A landmark study in 2010 demonstrated that patients with HIV and ESKD whose HIV infection was controlled (i.e. undetectable viral load, CD4 cell count>200/mm3 and stable ART regimen) could be transplanted safely. However, one of the concerns in the study was an alarmingly high rate of acute rejection (31% at one year). That was surprising given the previous belief that HIV-infected kidney transplant recipients were “over-immune suppressed” due to both HIV infection and transplant immunosuppression. The reason for the high risk of acute rejection was not fully understood but theories included immunomodulatory effects of HIV, difficulty achieving therapeutic calcineurin inhibitor (CNI) concentrations due to drug interactions with ART, and the reluctance to use T cell depleting agents for induction.
The South African experience brought back hope to kidney transplantation (KT) for patients with HIV when they showed excellent outcomes of HIV+ to HIV+ kidney transplantation. Following that, the HIV Organ Policy Equity (HOPE) act was passed in the United States in 2013 to allow research into HIV D+/R+ transplantation.
We now have a lot more data about KT in patients with HIV. An important study in 2015 showed patients with HIV monoinfection (i.e. without HCV) and ESKD who received kidney transplants had similar outcomes to matched HIV- patients. Another study showed that kidney transplantation was associated with improved survival in HIV+ KT recipients compared to remaining on dialysis, starting at about 6 months post-KT. Despite the data clearly showing a benefit to KT in this population, access to KT remains low in patients with HIV.
Why is there limited access to KT in patients with HIV?
There are likely multiple reasons. First of all, there seems to be low access to living donation.9 Second, there is still a concern about the high risk of acute rejection. Lastly, there is still concern about the effects of immunosuppression on HIV viral control, infections and malignancy.
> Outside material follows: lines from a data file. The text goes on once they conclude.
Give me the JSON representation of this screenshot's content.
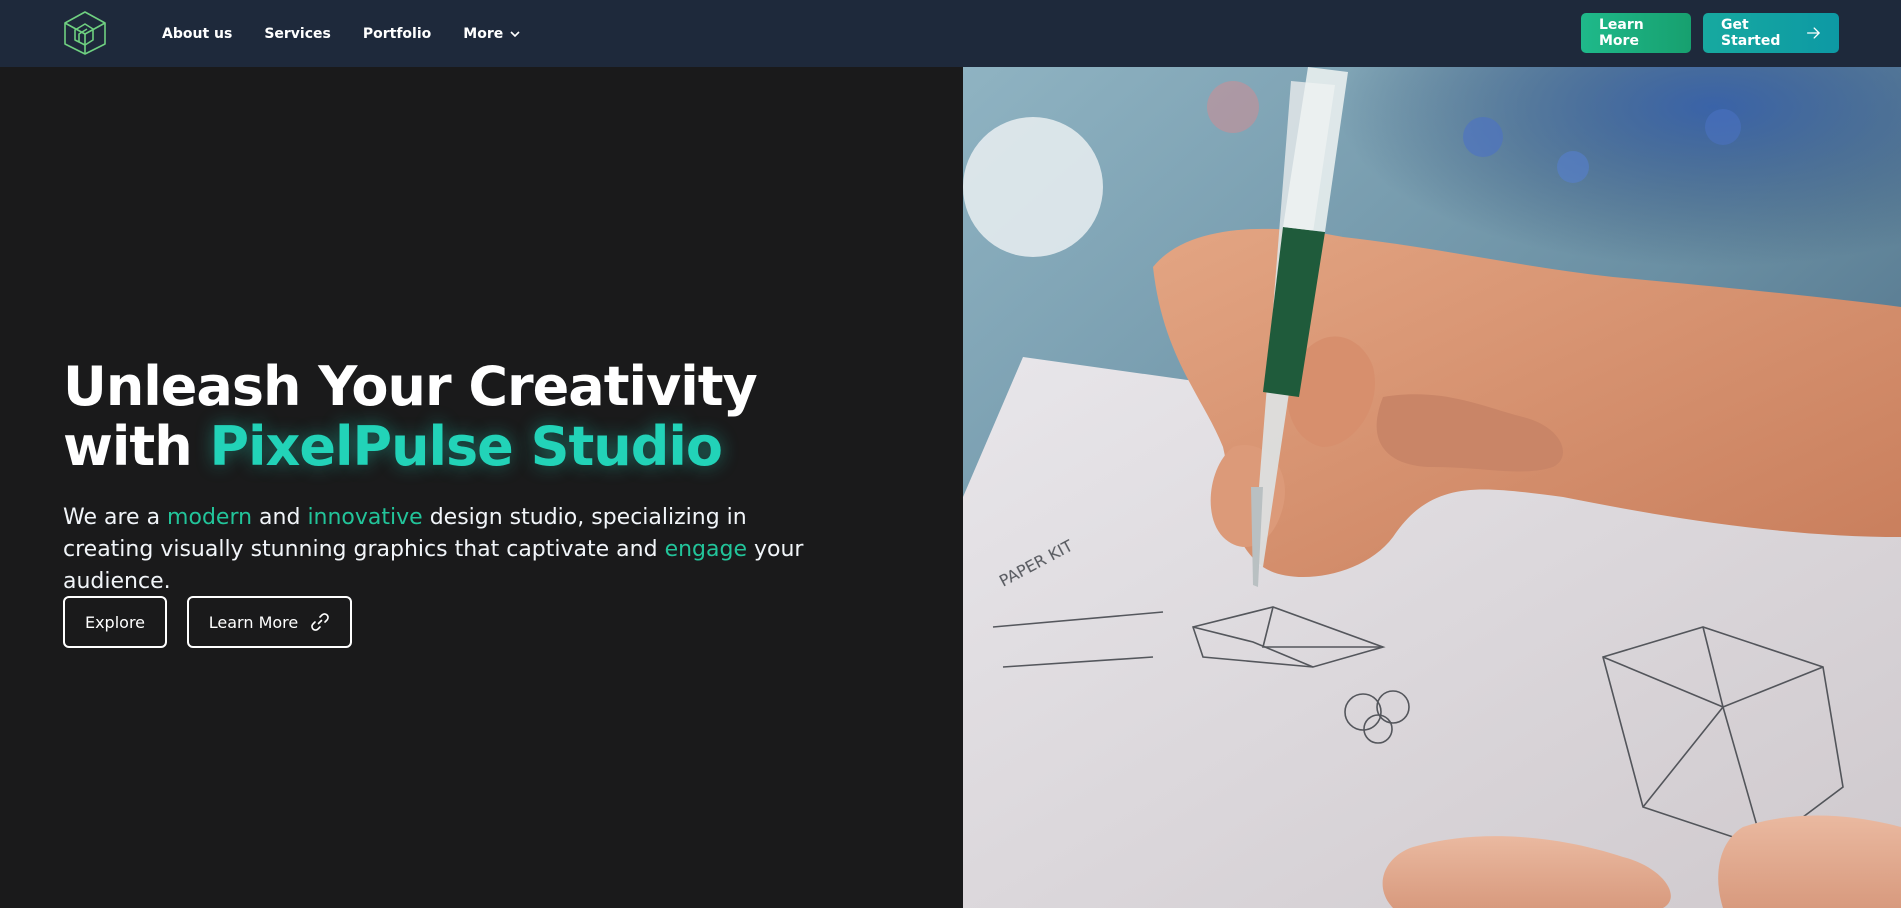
{
  "brand": {
    "logo_icon": "isometric-cube-logo-icon",
    "color": "#6fd080"
  },
  "nav": {
    "items": [
      {
        "label": "About us"
      },
      {
        "label": "Services"
      },
      {
        "label": "Portfolio"
      },
      {
        "label": "More",
        "icon": "chevron-down-icon"
      }
    ],
    "learn_more_label": "Learn More",
    "get_started_label": "Get Started",
    "get_started_icon": "arrow-right-icon"
  },
  "hero": {
    "headline_line1": "Unleash Your Creativity",
    "headline_with": "with ",
    "headline_brand": "PixelPulse Studio",
    "tagline": {
      "p1": "We are a ",
      "h1": "modern",
      "p2": " and ",
      "h2": "innovative",
      "p3": " design studio, specializing in creating visually stunning graphics that captivate and ",
      "h3": "engage",
      "p4": " your audience."
    },
    "explore_label": "Explore",
    "learn_more_label": "Learn More",
    "learn_more_icon": "link-icon"
  },
  "colors": {
    "navbar_bg": "#1e293b",
    "page_bg": "#1a1a1b",
    "accent_teal": "#22d3b8",
    "accent_green": "#22c49a",
    "learn_more_btn": "#1fb98a",
    "get_started_btn": "#17a9a0"
  },
  "image": {
    "subject": "hand-sketching-with-pen-image"
  }
}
What can we do about it?
- We need to increase the access of HIV-infected patients with KT through multiple mechanisms, including HIV donor+ and HCV donor+ KT.
- We need more studies confirming the safety of immunosuppression for KT in patients with HIV with regards to risks of malignancy. Data in that aspect are lacking, which results in some transplant centers continuing to hesitate to transplant patients with HIV. I focus here on malignancy because there is some data about safety with regards to infection
- We need to provide evidence-based care to HIV-infected KT recipients to improve their outcomes. This includes:
- Using anti-thymocyte globulin induction, which has clearly shown to be associated with lower risk of acute rejection in HIV-infected KT recipients
- Using tacrolimus-based maintenance immunosuppression regimens, which have also been shown to be associated with a lower risk of rejection. There is still controversy about steroid maintenance vs early withdrawal, which has yet to be settled.
- Collaborating with infectious disease specialists to switch patients to integrase inhibitor-based regimens if appropriate, since studies have shown that they are associated with a lower risk of death and allograft loss compared to patients on protease inhibitors. This is likely related to drug-drug interactions between calcineurin inhibitors and protease inhibitors.
In summary, kidney transplantation is the treatment of choice for patients with HIV and ESKD as it is associated with improved survival compared to remaining on dialysis. Despite reassuring data about the outcomes in these patients, issues of limited access and concerns about immunosuppression continue. The field has come a long way but more progress still needs to be made in taking care of these patients.
Ayman Al Jurdi, MD
Nephrology Fellow, Mass General, Brigham and Women’s